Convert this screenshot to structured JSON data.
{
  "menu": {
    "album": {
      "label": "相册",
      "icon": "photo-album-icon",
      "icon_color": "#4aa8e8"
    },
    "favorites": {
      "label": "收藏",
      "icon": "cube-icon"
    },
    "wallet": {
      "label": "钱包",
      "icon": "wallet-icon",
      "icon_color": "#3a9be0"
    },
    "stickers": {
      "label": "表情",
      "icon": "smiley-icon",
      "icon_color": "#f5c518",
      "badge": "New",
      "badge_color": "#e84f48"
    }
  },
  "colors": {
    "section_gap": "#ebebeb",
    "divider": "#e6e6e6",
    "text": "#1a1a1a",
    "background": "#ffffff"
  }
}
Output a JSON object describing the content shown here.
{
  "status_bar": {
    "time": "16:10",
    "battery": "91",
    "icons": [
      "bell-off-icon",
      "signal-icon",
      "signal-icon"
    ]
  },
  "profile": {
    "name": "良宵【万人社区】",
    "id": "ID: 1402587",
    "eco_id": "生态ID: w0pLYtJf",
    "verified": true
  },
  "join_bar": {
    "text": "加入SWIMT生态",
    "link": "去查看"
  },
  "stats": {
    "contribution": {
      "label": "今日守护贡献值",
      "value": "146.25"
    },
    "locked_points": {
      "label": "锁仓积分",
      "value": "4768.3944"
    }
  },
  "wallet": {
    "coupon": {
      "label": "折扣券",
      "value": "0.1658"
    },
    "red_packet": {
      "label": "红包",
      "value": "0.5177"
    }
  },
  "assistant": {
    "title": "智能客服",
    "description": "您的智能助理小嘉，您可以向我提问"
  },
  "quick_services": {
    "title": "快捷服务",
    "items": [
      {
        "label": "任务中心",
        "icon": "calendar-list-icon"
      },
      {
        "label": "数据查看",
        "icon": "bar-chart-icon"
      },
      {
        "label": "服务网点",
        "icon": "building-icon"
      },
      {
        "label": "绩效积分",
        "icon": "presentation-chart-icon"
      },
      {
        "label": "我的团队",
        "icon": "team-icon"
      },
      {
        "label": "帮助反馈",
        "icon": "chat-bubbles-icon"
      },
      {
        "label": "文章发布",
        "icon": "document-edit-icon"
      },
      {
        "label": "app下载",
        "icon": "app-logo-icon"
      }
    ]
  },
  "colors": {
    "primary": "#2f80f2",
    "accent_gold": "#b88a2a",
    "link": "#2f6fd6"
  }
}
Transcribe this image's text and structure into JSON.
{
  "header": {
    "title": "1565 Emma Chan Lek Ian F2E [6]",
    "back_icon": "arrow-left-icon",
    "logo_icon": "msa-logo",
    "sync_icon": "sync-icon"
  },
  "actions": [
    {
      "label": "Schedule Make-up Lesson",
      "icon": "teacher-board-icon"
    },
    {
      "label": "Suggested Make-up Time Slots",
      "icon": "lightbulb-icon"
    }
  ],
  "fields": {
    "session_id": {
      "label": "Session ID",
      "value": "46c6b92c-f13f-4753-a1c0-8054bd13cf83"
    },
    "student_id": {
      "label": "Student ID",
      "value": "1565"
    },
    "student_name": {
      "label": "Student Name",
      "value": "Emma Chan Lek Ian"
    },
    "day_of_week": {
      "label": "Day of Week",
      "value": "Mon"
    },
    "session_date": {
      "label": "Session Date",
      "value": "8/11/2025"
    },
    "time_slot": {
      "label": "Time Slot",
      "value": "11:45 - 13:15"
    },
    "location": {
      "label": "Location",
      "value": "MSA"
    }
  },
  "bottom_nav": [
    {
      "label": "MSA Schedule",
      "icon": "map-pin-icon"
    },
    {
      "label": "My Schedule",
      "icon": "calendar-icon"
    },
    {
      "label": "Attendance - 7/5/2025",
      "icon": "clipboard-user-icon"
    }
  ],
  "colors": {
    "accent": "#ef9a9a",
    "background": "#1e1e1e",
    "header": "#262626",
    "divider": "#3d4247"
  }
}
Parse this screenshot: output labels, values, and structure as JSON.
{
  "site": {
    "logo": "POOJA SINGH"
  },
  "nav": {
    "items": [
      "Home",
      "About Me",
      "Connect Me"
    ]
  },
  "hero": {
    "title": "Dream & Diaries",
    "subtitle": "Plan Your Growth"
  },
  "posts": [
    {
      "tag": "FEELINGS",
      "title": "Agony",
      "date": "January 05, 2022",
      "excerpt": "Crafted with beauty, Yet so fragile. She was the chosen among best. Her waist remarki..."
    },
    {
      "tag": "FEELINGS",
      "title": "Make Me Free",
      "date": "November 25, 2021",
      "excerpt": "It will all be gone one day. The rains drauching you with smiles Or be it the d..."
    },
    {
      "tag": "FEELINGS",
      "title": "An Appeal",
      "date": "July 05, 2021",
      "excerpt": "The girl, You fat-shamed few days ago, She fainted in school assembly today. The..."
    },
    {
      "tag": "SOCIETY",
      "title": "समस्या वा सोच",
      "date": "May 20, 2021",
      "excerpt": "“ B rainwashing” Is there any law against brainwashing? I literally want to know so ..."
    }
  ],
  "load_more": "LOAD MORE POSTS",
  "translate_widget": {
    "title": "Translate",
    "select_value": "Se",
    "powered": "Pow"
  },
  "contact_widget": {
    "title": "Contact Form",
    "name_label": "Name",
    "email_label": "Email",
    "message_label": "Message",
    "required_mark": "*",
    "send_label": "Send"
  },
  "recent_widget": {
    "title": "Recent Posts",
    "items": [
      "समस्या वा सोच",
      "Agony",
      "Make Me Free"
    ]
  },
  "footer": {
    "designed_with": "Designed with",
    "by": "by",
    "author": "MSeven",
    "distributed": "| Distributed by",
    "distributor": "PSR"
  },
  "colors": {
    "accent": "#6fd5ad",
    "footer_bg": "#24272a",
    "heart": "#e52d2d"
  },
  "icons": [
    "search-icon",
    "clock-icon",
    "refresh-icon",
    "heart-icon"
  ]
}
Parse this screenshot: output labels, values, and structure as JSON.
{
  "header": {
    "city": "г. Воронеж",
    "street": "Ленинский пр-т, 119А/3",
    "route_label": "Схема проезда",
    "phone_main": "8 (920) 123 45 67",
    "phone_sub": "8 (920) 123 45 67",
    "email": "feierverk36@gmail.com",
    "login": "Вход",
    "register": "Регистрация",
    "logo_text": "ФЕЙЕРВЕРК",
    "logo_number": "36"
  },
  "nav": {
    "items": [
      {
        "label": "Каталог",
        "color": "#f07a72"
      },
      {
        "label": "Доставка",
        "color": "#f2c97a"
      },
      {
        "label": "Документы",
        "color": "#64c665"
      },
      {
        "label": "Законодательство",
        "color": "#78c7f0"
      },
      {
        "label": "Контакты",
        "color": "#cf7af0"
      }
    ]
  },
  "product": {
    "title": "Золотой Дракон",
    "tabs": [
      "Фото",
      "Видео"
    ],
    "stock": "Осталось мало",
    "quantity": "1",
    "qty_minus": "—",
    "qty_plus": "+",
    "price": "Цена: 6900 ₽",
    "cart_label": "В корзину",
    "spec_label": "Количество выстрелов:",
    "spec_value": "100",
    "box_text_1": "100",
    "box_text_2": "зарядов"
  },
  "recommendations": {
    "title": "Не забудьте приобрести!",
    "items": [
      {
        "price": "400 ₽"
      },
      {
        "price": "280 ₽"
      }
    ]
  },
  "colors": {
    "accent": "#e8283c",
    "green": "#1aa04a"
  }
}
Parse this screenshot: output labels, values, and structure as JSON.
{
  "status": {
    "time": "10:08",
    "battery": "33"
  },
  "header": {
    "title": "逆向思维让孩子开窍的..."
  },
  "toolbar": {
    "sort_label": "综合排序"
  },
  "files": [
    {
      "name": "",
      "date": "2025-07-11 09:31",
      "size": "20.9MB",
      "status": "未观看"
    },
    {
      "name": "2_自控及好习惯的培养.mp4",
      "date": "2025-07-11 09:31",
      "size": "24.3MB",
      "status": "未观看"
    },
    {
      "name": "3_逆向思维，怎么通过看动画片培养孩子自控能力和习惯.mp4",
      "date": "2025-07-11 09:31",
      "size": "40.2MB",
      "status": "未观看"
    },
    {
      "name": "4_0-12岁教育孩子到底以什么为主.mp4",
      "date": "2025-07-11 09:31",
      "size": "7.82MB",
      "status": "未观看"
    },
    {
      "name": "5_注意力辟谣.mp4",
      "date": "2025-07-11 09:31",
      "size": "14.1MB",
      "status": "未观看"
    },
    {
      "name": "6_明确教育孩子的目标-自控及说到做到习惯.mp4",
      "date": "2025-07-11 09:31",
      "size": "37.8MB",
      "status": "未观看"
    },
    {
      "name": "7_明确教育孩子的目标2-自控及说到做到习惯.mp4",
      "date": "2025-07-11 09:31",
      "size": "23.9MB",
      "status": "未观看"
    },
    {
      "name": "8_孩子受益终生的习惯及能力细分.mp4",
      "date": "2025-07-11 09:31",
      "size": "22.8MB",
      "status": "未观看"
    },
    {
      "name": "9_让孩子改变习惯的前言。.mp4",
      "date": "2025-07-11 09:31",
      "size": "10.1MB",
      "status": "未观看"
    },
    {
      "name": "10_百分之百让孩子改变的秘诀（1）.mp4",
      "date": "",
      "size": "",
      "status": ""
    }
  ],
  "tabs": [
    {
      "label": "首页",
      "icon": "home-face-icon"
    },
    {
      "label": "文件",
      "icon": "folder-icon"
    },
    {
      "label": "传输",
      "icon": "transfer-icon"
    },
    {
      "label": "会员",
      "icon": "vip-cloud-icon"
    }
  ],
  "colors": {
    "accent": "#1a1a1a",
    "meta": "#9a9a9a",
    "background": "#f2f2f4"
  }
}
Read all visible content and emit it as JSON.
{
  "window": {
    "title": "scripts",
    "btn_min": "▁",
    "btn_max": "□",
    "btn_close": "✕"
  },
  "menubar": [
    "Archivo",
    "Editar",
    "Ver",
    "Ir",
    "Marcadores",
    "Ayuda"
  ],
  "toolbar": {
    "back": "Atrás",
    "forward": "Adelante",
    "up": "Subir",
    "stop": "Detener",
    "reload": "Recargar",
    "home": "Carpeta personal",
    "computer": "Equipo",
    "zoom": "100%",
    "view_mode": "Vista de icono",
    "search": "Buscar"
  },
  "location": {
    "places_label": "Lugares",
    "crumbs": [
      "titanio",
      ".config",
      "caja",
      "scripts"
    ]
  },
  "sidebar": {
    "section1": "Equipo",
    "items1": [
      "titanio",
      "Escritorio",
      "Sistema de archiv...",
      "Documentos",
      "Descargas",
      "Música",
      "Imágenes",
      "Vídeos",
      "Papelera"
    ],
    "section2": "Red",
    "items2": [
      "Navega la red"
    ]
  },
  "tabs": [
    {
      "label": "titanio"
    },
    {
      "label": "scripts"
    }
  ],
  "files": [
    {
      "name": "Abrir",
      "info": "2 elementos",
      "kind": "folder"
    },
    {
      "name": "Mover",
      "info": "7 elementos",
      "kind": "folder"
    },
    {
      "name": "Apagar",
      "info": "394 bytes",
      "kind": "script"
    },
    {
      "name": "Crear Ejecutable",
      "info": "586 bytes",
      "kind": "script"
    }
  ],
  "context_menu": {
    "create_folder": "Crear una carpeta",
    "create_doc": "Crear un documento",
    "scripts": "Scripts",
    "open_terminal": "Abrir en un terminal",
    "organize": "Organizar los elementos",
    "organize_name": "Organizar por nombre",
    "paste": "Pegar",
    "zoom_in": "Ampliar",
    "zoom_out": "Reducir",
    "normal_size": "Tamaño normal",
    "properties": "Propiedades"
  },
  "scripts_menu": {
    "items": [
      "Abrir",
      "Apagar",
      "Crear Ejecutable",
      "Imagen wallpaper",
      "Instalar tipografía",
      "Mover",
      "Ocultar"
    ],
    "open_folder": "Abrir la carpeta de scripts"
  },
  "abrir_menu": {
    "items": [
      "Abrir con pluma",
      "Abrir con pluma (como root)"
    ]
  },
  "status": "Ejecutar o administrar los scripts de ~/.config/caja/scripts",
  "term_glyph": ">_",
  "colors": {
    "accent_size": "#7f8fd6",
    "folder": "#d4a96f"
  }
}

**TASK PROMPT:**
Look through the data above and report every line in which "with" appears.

**WRITTEN ANSWER:**
      "excerpt": "Crafted with beauty, Yet so fragile. She was the chosen among best. Her waist remarki..."
      "excerpt": "It will all be gone one day. The rains drauching you with smiles Or be it the d..."
    "designed_with": "Designed with",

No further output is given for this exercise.